On Thursday, the agency released
high-resolution images of parts of the "Reull Vallis region of Mars" which show a gigantic 932-mile-long (1500 kilometer) riverbed running from the Promethei Terra Highlands to the Hellas.
The images were snapped by ESA's Mars Express spacecraft cameras last year but were released for the first time on Thursday. The riverbed is believed to be the remains of a river that flowed on the surface of Mars billions of years ago.
ESA planetary scientists are deeply impressed by the size of the river. The images from ESA's Mars Express spacecraft show the riverbed widening to about 4.3 miles (7 kilometers) and 984 feet (300 meters) deep. The images also show several tributaries that feed the "gigantic" river much like on planet Earth.

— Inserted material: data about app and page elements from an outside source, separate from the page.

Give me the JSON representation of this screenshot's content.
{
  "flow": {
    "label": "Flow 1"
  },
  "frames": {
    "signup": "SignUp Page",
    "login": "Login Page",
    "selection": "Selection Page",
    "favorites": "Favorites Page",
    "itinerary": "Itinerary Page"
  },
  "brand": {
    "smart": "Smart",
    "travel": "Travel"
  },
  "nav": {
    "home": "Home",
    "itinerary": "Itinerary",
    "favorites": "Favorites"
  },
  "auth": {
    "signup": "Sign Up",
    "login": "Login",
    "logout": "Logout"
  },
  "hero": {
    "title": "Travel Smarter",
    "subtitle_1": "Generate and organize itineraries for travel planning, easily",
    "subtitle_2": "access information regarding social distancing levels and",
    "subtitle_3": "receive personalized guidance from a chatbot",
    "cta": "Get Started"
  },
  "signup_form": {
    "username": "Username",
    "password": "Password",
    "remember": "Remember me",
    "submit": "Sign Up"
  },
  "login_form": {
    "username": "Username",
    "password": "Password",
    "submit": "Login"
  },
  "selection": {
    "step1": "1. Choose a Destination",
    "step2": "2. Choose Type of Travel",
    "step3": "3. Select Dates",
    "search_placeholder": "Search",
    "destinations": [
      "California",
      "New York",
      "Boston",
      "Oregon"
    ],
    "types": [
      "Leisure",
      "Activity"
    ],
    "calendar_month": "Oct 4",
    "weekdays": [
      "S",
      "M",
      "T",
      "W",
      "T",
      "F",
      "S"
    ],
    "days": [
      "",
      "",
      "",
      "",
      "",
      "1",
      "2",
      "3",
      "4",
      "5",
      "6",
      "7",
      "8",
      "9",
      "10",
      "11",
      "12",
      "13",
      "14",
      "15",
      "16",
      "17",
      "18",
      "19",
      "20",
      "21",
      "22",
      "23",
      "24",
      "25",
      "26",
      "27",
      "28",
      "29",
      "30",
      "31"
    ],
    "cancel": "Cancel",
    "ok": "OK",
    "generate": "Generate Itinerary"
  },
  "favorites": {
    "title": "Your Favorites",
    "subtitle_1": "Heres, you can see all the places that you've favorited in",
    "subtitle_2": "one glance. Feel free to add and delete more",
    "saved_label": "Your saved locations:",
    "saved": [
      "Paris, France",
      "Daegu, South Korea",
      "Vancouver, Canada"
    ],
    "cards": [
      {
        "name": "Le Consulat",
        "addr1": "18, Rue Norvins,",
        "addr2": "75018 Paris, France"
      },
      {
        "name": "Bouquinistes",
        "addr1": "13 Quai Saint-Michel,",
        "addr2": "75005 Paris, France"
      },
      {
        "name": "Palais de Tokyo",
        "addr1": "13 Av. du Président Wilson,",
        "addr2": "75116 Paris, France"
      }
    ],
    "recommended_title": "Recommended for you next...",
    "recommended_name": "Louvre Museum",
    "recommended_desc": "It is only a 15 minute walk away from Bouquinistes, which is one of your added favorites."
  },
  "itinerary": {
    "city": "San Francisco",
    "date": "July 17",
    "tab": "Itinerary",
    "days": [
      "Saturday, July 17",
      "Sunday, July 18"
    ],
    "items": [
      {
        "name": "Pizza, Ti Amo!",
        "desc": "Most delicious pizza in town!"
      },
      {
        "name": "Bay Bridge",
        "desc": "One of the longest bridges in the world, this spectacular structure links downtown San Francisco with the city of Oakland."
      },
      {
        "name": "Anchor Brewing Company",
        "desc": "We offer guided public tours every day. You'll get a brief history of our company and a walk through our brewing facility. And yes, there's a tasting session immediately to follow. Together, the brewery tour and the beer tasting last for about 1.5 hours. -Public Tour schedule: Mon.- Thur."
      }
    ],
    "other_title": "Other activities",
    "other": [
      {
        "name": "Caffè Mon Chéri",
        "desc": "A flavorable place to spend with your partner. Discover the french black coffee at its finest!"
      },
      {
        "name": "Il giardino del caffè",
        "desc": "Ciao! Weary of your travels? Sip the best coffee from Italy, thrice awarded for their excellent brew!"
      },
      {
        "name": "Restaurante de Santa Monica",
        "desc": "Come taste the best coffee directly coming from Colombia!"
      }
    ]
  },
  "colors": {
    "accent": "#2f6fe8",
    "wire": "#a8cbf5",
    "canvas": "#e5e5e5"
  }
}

According to ESA scientists
, the river flowed about 3.5 to 1.8 billion years ago during an era of Mars' geological history called the Hesperian period. The Hesperian period was followed by the Amazonian. Mars geologists believe that during the Amazonian era, Reull Vallis was invaded by a glacier which brought debris and ice to the valley.
Planetary scientists attempting to interpret the features they observe in the Martian Reull Vallis terrain say it appears the Martian surface experienced geological processes similar to Earth's. Based on this insight, scientists say the dominant physical features on Reull Vallis are what would be expected of any glacial valley on Earth.
The images show the Promethei Terra Highland mountains rising "around 8,202 feet (2500 meters) above the surrounding flat plains." The geological formations and features are strikingly similar to those found on Earth's landscape, ESA
scientists note. The region has features that bear striking resemblance to the "morphology found in regions on Earth affected by glaciation," ESA
explains, although there are other formations in the region that are relatively unfamiliar.
The glacier that invaded Reull Vallis during the Amazonian era is believed to explain the peculiar features observable in the second perspective view below. According to ESA
, planetary scientists think "the circular step-like structures on the inner walls of the sediment-filled crater in the foreground of the second perspective view may represent former high water or glacial levels, before ice and water sublimated or evaporated away in stages at various times.”
planetary scientists say the craters in the image were caused by meteors impacting the valley's surface. Scientists believe the craters in the region may be full of ice water.
notes, however, that some scientists have suggested that the channel is not the result of a single river but a series of rivers over geological time span. Others have even suggested that the riverbed was not formed by flowing water but by lava flows.